by Heath Holland
This past weekend, London hosted the latest Star Wars Celebration convention, a now-annual event dedicated to the fandom of all things related to the Wars. Thanks to the live stream from StarWars.com, I was able to sit in the comfort of my house for most of the weekend and enjoy the myriad panels and interviews with the people who are shaping the future of this thing that I love so much. But somewhere along the line I was struck at how much I was playing into the Disney-Lucasfilm hype machine. The fact is, there wasn’t that much revealed as far as news and hard facts are concerned. What we seemed to get more than anything were some tidbits and a few spoilery rumors that were quickly picked up on by various new media outlets and spread around social media. There was a new trailer for Rogue One: A Star Wars Story that Lucasfilm-head Kathleen Kennedy promised would not be released to the internet, a three minute sizzle reel of behind-the-scenes footage, but outside of this and the Rogue One panel, it was a three day event consisting mostly of a bunch of like-minded people sharing their love of something.
Raiders of the Lost Ark. There will be joy and tears of gladness, no doubt, but there is bound to be tons and tons of nerd rage. May God have mercy on us all.
With all this happening, I’ve been thinking a lot about hype and how it plays such a huge part of how we experience movies these days. Hype is nothing new. I remember using dial-up internet and downloading the trailer for Star Wars Episode I: The Phantom Menace, a process that took all night long in the early days of the internet, years before YouTube. That’s right, kids, get off my lawn! My point is that I had to have that trailer on my computer so I could watch it over and over and dissect each image. I needed to study that trailer. There’s been a natural progression from those early days of promotion as studios learned how to target their audience and speak directly to them. Hype is a good thing. Without hype, how would we know what movies were headed to the theater? How would we get excited about them? It’s a necessary part of our entertainment, and the people that do it have gotten so good at it that we now live in a golden age of publicity and promotion.

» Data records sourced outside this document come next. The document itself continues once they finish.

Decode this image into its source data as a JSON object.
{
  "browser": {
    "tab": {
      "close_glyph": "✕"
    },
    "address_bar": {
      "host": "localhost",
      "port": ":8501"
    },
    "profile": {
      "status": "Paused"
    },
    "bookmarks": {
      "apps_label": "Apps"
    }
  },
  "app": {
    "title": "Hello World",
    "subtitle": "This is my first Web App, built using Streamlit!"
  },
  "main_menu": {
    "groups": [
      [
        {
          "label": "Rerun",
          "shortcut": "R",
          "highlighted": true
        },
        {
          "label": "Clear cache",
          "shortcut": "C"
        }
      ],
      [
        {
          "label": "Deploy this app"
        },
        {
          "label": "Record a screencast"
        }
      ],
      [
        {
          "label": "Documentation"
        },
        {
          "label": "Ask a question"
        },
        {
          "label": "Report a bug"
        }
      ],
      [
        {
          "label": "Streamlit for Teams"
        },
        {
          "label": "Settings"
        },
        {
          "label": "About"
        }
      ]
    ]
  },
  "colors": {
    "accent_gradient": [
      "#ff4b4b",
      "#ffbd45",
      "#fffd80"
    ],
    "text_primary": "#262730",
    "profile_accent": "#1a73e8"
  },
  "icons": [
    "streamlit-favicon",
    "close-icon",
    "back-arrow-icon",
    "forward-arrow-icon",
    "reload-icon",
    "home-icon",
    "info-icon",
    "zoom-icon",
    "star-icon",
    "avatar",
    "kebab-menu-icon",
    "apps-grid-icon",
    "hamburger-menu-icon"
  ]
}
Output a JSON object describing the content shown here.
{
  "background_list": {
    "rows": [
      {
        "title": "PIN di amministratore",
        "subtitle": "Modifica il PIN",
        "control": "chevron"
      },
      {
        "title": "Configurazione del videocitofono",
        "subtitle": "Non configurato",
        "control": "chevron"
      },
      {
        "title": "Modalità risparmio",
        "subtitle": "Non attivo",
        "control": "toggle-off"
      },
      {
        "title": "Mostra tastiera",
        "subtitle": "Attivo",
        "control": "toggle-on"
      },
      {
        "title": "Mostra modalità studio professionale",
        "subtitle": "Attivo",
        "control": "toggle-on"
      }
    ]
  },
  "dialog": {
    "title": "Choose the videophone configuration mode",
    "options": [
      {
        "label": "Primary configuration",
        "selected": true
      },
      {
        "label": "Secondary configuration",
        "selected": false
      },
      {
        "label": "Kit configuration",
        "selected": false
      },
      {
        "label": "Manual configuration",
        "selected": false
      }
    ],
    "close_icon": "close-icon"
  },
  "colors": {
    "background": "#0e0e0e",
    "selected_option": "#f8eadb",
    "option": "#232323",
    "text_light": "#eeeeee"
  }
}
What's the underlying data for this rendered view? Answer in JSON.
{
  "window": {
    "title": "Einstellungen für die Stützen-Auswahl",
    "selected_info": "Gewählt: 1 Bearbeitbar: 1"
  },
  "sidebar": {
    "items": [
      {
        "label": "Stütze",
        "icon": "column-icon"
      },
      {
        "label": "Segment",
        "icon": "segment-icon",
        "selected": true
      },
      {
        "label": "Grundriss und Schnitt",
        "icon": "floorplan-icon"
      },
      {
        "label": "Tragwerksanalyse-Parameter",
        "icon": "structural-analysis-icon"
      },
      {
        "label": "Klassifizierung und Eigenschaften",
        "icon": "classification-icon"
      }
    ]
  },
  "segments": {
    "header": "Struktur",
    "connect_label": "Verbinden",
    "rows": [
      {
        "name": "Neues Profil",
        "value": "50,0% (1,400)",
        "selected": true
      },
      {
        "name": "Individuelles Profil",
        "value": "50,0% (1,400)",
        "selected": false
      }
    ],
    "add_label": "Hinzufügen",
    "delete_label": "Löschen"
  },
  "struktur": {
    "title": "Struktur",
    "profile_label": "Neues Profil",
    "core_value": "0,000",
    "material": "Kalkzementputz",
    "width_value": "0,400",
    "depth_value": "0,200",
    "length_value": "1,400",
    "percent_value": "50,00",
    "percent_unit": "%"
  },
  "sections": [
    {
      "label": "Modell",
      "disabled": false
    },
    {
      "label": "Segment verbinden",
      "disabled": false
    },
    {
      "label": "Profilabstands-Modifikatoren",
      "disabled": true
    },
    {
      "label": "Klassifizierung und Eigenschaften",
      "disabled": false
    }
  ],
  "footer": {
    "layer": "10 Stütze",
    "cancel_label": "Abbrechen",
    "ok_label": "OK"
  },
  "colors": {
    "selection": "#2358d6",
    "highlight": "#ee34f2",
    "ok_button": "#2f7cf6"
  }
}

new Ghostbusters movie, everyone had a pretty solid opinion based on hype. They say no publicity is bad publicity, but I’m not so sure. Then again, I’m not sure if bad publicity really affects box office the way that good publicity can. It’s just a weird place that we find our current publicity in. We have TV shows that exist to talk about TV shows. This is a strange, circular dance (doing the bull dance, feeling the flow…working it), and sometimes I feel like the hype around the movies we watch ends up overshadowing the movies themselves. I’m not even saying it’s a bad thing because I honestly don’t know. I do know that hype has definitely changed in the last couple of years, though.

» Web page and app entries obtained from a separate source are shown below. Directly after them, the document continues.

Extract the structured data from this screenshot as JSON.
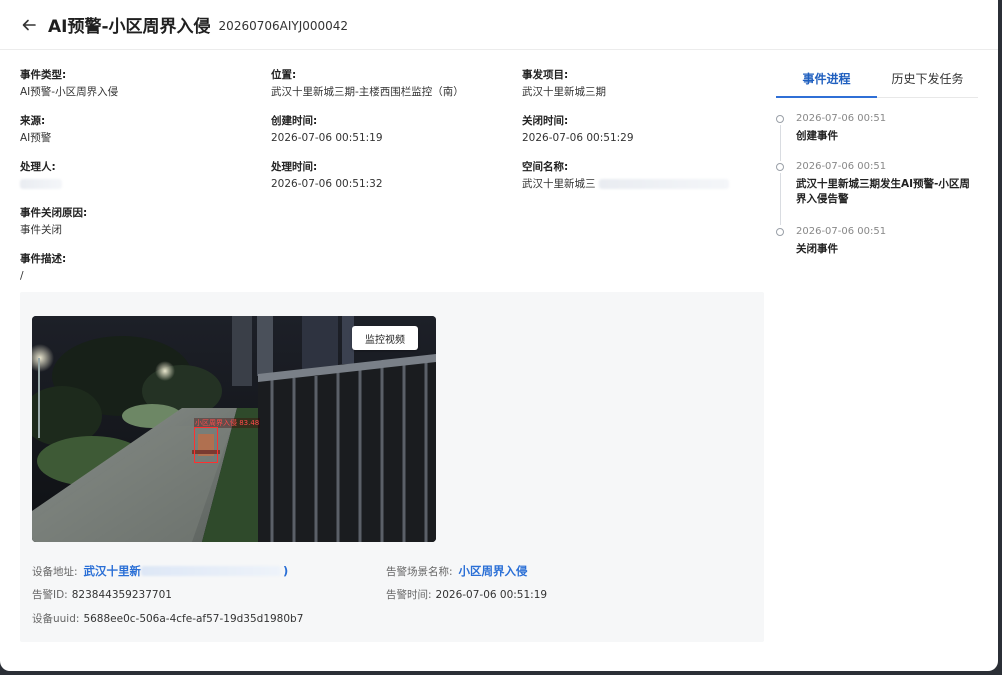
{
  "header": {
    "title": "AI预警-小区周界入侵",
    "code": "20260706AIYJ000042"
  },
  "fields": {
    "event_type": {
      "label": "事件类型:",
      "value": "AI预警-小区周界入侵"
    },
    "location": {
      "label": "位置:",
      "value": "武汉十里新城三期-主楼西围栏监控（南）"
    },
    "project": {
      "label": "事发项目:",
      "value": "武汉十里新城三期"
    },
    "source": {
      "label": "来源:",
      "value": "AI预警"
    },
    "created_time": {
      "label": "创建时间:",
      "value": "2026-07-06 00:51:19"
    },
    "closed_time": {
      "label": "关闭时间:",
      "value": "2026-07-06 00:51:29"
    },
    "handler": {
      "label": "处理人:",
      "value": ""
    },
    "handled_time": {
      "label": "处理时间:",
      "value": "2026-07-06 00:51:32"
    },
    "space_name": {
      "label": "空间名称:",
      "value": "武汉十里新城三"
    },
    "close_reason": {
      "label": "事件关闭原因:",
      "value": "事件关闭"
    },
    "description": {
      "label": "事件描述:",
      "value": "/"
    }
  },
  "alarm": {
    "video_button": "监控视频",
    "detection_label": "小区周界入侵 83.48",
    "device_address_label": "设备地址:",
    "device_address_value": "武汉十里新",
    "device_address_tail": ")",
    "scene_label": "告警场景名称:",
    "scene_value": "小区周界入侵",
    "alarm_id_label": "告警ID:",
    "alarm_id_value": "823844359237701",
    "alarm_time_label": "告警时间:",
    "alarm_time_value": "2026-07-06 00:51:19",
    "uuid_label": "设备uuid:",
    "uuid_value": "5688ee0c-506a-4cfe-af57-19d35d1980b7"
  },
  "tabs": [
    {
      "label": "事件进程",
      "active": true
    },
    {
      "label": "历史下发任务",
      "active": false
    }
  ],
  "timeline": [
    {
      "time": "2026-07-06 00:51",
      "text": "创建事件"
    },
    {
      "time": "2026-07-06 00:51",
      "text": "武汉十里新城三期发生AI预警-小区周界入侵告警"
    },
    {
      "time": "2026-07-06 00:51",
      "text": "关闭事件"
    }
  ],
  "colors": {
    "accent": "#2f6fd6",
    "link": "#2a6fd6",
    "detection": "#ff3030"
  },
  "icons": {
    "back": "arrow-left-icon"
  }
}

San Diego Comic-Con used to be about—get this—comic books. Now it’s media central for genre movie and TV show news, which is undeniably awesome. My generation of geek took a ton of crap for liking the stuff that makes major headlines these days, so OF COURSE I think it’s awesome that this is all so widely accepted (I’m not being sarcastic). Anyone who complains about the mainstream nature of modern genre properties is just bitter about how rough we had it back then. Sure, if I’m being honest, having geek culture in our faces all the time takes a little getting used to because it’s so different from how things used to be, but this is a wonderful time to be a fan of superheroes, comic books, science fiction, and fantasy. There has NEVER been hype for all of these things like there is now. When a Captain America comic book makes national news because of a storyline cliffhanger (and causes mass outrage), you know the way we consume entertainment news has seriously changed. Part of that’s on us for being so reactionary, but part of it is due to hype and the way things are presented to us for the biggest reaction possible. They know how to get a rise out of us.
So rather than me sit here and type 5,000 words about hype, I’m really curious to see how YOU feel about it. This is the golden age of hype. There’s a classic film from 1957 called The Sweet Smell of Success which is basically about a very powerful newspaper columnist and his ability to shape public opinion with his writing. I think it’s time for a new version of this story that focuses on how a single movie trailer made by one guy at an editing station can now break the internet in half and incite riot in the streets. This is the double-edged nature of HYPE, gang. The floor is yours.